Russian Alphabet


The Russian alphabet has existed in its modern form with 33 letters since 1918. Previously, Е and Ё were considered the same letter. It is still relevant in legal matters.

The existence of a writing system among the Slavs in the pre-Christian era is not definitively known. On one hand, there is evidence from archaeological findings. On the other hand, this is not enough to claim that the pagan Slavs used their own original script. Both the dating of the discovered objects and the interpretations of ancient authors are subject to debate.

The first alphabet for the Slavs was created by the brothers Cyril and Methodius at the order of the Byzantine Emperor Michael III in 863. It is not entirely clear whether it was the  Cyrillic 0410–0474 or the  Glagolitic 2C00–2C2A script. However, it is generally believed that Cyrillic came later and became the ancestor of the Russian alphabet.

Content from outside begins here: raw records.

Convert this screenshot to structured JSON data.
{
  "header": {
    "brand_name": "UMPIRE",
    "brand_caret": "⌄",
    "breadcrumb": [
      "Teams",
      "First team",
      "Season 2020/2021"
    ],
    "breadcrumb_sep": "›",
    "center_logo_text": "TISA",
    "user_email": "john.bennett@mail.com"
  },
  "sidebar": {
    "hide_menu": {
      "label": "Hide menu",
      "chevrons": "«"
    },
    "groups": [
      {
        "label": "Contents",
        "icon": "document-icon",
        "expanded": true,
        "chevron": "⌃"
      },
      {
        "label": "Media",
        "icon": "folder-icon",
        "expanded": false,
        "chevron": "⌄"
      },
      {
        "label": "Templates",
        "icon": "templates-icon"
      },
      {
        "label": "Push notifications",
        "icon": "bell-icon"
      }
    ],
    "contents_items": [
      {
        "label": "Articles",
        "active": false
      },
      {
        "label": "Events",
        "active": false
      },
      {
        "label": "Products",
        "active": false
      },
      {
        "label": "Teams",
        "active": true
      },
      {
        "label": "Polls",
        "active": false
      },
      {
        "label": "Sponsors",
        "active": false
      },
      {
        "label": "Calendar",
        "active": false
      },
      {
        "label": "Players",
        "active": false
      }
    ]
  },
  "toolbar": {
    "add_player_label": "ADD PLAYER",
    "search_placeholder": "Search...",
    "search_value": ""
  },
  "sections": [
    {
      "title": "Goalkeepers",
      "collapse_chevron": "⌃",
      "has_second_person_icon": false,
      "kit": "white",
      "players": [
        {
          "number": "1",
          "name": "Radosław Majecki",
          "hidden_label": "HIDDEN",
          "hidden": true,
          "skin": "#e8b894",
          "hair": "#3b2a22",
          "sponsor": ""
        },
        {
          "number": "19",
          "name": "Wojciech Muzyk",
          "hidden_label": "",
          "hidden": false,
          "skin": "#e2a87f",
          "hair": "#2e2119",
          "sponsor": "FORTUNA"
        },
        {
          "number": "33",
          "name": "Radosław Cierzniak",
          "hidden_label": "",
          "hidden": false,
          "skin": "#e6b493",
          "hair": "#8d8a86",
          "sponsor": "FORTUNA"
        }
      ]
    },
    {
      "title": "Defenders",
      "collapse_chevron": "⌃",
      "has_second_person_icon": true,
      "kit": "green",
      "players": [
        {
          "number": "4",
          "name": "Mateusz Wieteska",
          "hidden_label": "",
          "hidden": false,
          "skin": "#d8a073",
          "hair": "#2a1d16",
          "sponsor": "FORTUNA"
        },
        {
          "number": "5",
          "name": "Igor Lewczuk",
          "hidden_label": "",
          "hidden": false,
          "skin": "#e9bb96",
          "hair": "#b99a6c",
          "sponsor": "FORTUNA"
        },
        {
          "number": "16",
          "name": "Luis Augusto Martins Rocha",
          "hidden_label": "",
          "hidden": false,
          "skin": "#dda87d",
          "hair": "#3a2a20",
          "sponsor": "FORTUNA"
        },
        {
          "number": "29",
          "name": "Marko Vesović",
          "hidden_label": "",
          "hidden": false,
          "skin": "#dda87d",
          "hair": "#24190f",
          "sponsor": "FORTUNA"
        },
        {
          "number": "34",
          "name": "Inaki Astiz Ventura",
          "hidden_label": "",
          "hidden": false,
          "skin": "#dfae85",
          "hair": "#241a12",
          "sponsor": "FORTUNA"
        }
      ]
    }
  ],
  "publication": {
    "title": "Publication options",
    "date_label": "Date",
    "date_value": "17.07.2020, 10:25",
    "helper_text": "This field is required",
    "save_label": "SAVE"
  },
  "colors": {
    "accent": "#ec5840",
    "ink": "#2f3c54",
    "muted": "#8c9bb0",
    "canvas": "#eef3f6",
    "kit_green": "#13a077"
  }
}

There have been several significant reforms of the Russian writing system. In 1708-1711, Peter I introduced the so-called civil script. The letterforms changed to resemble Latin letters of that time more closely. However, superscript signs were removed. Some letters that were used for numbers became unnecessary after switching to Arabic numerals. In addition, lowercase letters were introduced, whereas only uppercase letters were used before.

Significant changes were made to the Russian alphabet during the 1917-1918 reform, mainly regarding orthography. The letters Ѣ, Ѳ, and І were removed from the alphabet. Instead, it was proposed to use Е, Ф, and И. The letter Ѵ, which was rarely used, disappeared from the alphabet as well. Besides, the letter “ъ” also stopped being used at the ends of words.